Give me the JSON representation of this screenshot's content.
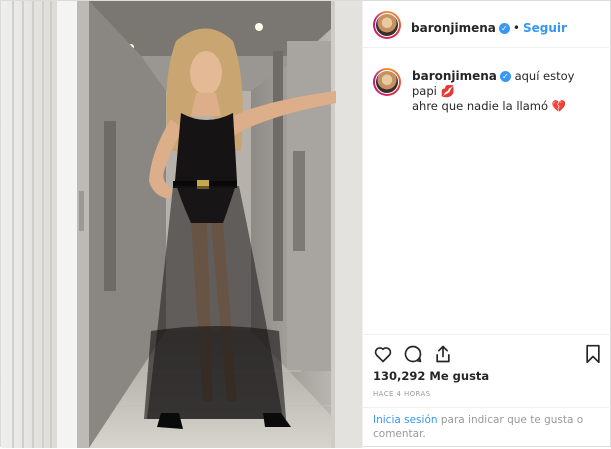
{
  "post": {
    "username": "baronjimena",
    "follow_label": "Seguir",
    "separator": "•",
    "caption_line1": "aquí estoy papi 💋",
    "caption_line2": "ahre que nadie la llamó 💔",
    "likes_count": "130,292",
    "likes_label": "Me gusta",
    "time_ago": "HACE 4 HORAS",
    "login_link": "Inicia sesión",
    "login_rest": "para indicar que te gusta o comentar."
  },
  "icons": {
    "verified": "✓",
    "like": "heart-icon",
    "comment": "comment-icon",
    "share": "share-icon",
    "save": "bookmark-icon"
  },
  "colors": {
    "accent": "#3897f0",
    "text": "#262626",
    "muted": "#999999",
    "border": "#efefef"
  }
}
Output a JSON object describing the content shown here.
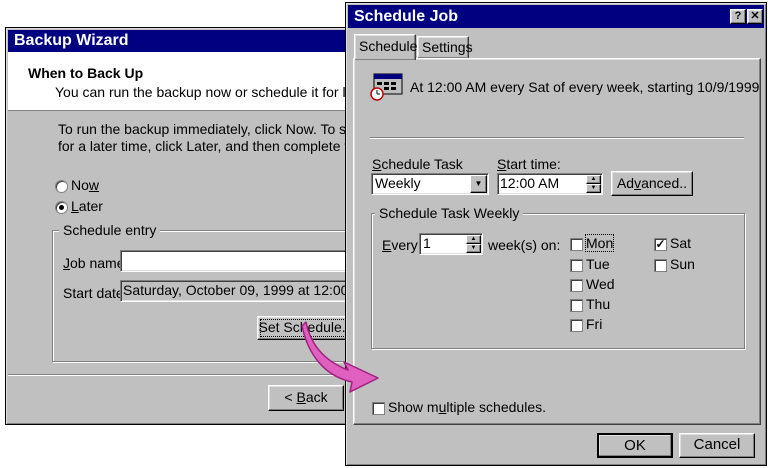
{
  "backup_wizard": {
    "title": "Backup Wizard",
    "header_title": "When to Back Up",
    "header_subtitle": "You can run the backup now or schedule it for later",
    "instructions": "To run the backup immediately, click Now.  To schedule the backup for a later time, click Later, and then complete the Schedule entry.",
    "option_now": "Now",
    "option_later": "Later",
    "selected_option": "Later",
    "schedule_entry_legend": "Schedule entry",
    "job_name_label": "Job name:",
    "job_name_value": "",
    "start_date_label": "Start date",
    "start_date_value": "Saturday, October 09, 1999 at 12:00 AM",
    "set_schedule_button": "Set Schedule...",
    "back_button": "< Back"
  },
  "schedule_job": {
    "title": "Schedule Job",
    "help_button": "?",
    "close_button": "✕",
    "tabs": [
      {
        "label": "Schedule",
        "active": true
      },
      {
        "label": "Settings",
        "active": false
      }
    ],
    "summary": "At 12:00 AM every Sat of every week, starting 10/9/1999",
    "summary_icon": "calendar-clock-icon",
    "schedule_task_label": "Schedule Task",
    "schedule_task_value": "Weekly",
    "start_time_label": "Start time:",
    "start_time_value": "12:00 AM",
    "advanced_button": "Advanced..",
    "weekly_group_legend": "Schedule Task Weekly",
    "every_label": "Every",
    "every_value": "1",
    "weeks_on_label": "week(s) on:",
    "days": [
      {
        "label": "Mon",
        "checked": false
      },
      {
        "label": "Tue",
        "checked": false
      },
      {
        "label": "Wed",
        "checked": false
      },
      {
        "label": "Thu",
        "checked": false
      },
      {
        "label": "Fri",
        "checked": false
      },
      {
        "label": "Sat",
        "checked": true
      },
      {
        "label": "Sun",
        "checked": false
      }
    ],
    "show_multiple_label": "Show multiple schedules.",
    "show_multiple_checked": false,
    "ok_button": "OK",
    "cancel_button": "Cancel"
  },
  "callout_arrow_color": "#e060c0"
}
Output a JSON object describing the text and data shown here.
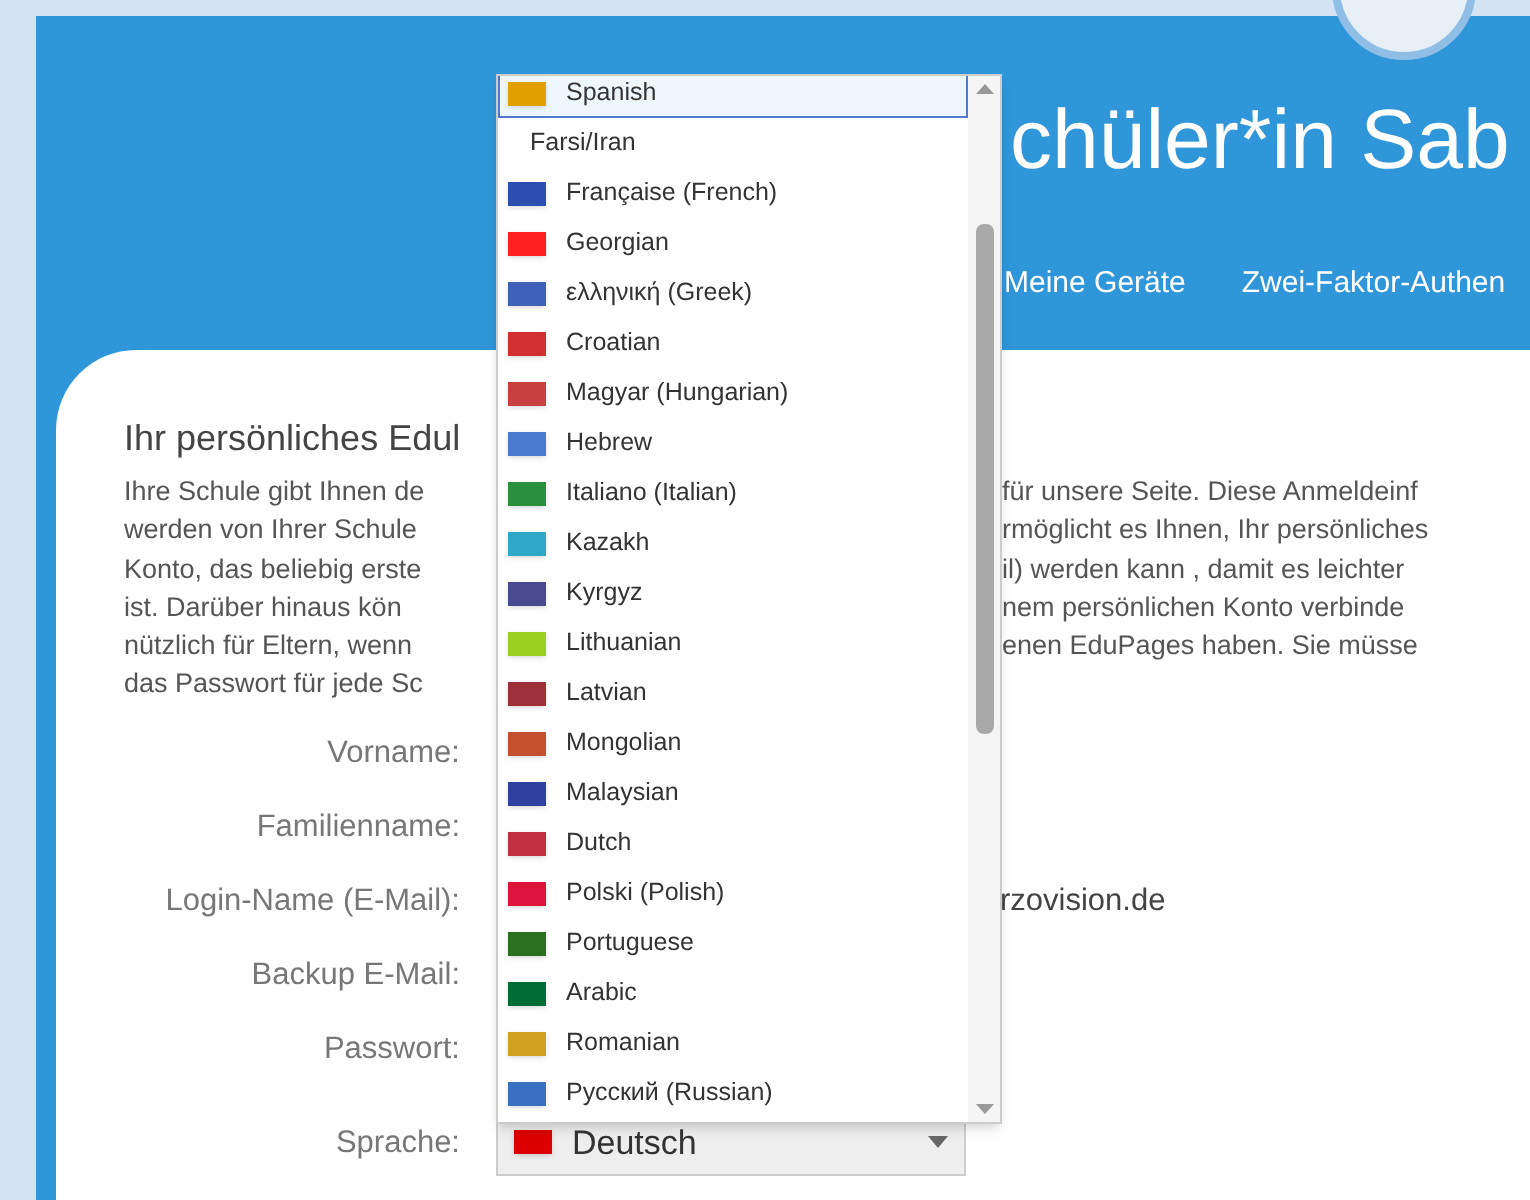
{
  "header": {
    "title": "chüler*in Sab",
    "nav": [
      "Meine Geräte",
      "Zwei-Faktor-Authen"
    ]
  },
  "intro": {
    "heading": "Ihr persönliches Edul",
    "lines": [
      {
        "left": "Ihre Schule gibt Ihnen de",
        "right": "für unsere Seite. Diese Anmeldeinf"
      },
      {
        "left": "werden von Ihrer Schule",
        "right": "rmöglicht es Ihnen, Ihr persönliches"
      },
      {
        "left": "Konto, das beliebig erste",
        "right": "il) werden kann , damit es leichter"
      },
      {
        "left": "ist. Darüber hinaus kön",
        "right": "nem persönlichen Konto verbinde"
      },
      {
        "left": "nützlich für Eltern, wenn",
        "right": "enen EduPages haben. Sie müsse"
      },
      {
        "left": "das Passwort für jede Sc"
      }
    ]
  },
  "form": [
    {
      "label": "Vorname:"
    },
    {
      "label": "Familienname:"
    },
    {
      "label": "Login-Name (E-Mail):",
      "value": "rzovision.de"
    },
    {
      "label": "Backup E-Mail:"
    },
    {
      "label": "Passwort:"
    },
    {
      "label": "Sprache:",
      "kind": "select"
    }
  ],
  "language_select": {
    "value": "Deutsch",
    "color": "#dd0000",
    "options": [
      {
        "label": "Spanish",
        "selected": true,
        "color": "#e0a000"
      },
      {
        "label": "Farsi/Iran",
        "selected": false
      },
      {
        "label": "Française (French)",
        "selected": false,
        "color": "#2a4fb0"
      },
      {
        "label": "Georgian",
        "selected": false,
        "color": "#ff2020"
      },
      {
        "label": "ελληνική (Greek)",
        "selected": false,
        "color": "#3d62b8"
      },
      {
        "label": "Croatian",
        "selected": false,
        "color": "#d03030"
      },
      {
        "label": "Magyar (Hungarian)",
        "selected": false,
        "color": "#c84040"
      },
      {
        "label": "Hebrew",
        "selected": false,
        "color": "#4a7ad0"
      },
      {
        "label": "Italiano (Italian)",
        "selected": false,
        "color": "#2a9040"
      },
      {
        "label": "Kazakh",
        "selected": false,
        "color": "#30a8c8"
      },
      {
        "label": "Kyrgyz",
        "selected": false,
        "color": "#4a4a90"
      },
      {
        "label": "Lithuanian",
        "selected": false,
        "color": "#9cd020"
      },
      {
        "label": "Latvian",
        "selected": false,
        "color": "#9e3039"
      },
      {
        "label": "Mongolian",
        "selected": false,
        "color": "#c4502f"
      },
      {
        "label": "Malaysian",
        "selected": false,
        "color": "#3040a0"
      },
      {
        "label": "Dutch",
        "selected": false,
        "color": "#c03040"
      },
      {
        "label": "Polski (Polish)",
        "selected": false,
        "color": "#dc143c"
      },
      {
        "label": "Portuguese",
        "selected": false,
        "color": "#2a7020"
      },
      {
        "label": "Arabic",
        "selected": false,
        "color": "#006c35"
      },
      {
        "label": "Romanian",
        "selected": false,
        "color": "#d0a020"
      },
      {
        "label": "Русский (Russian)",
        "selected": false,
        "color": "#3a70c0"
      }
    ]
  }
}
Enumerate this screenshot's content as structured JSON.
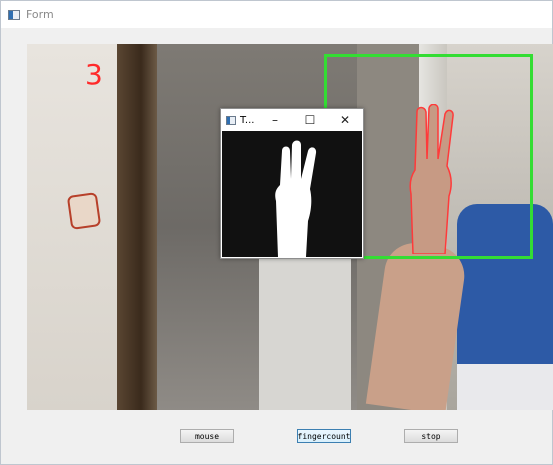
{
  "window": {
    "title": "Form"
  },
  "video": {
    "finger_count": "3"
  },
  "popup": {
    "title": "T...",
    "minimize_glyph": "–",
    "maximize_glyph": "☐",
    "close_glyph": "✕"
  },
  "buttons": {
    "mouse": "mouse",
    "fingercount": "fingercount",
    "stop": "stop"
  },
  "colors": {
    "count_text": "#ff2a2a",
    "roi_box": "#33dd33",
    "mask_bg": "#111111",
    "mask_fg": "#ffffff"
  }
}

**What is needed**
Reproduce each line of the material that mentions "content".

**Solution for this problem**
Give me the JSON representation of this screenshot's content.
Output a JSON object describing the content shown here.
Enumerate this screenshot's content as structured JSON.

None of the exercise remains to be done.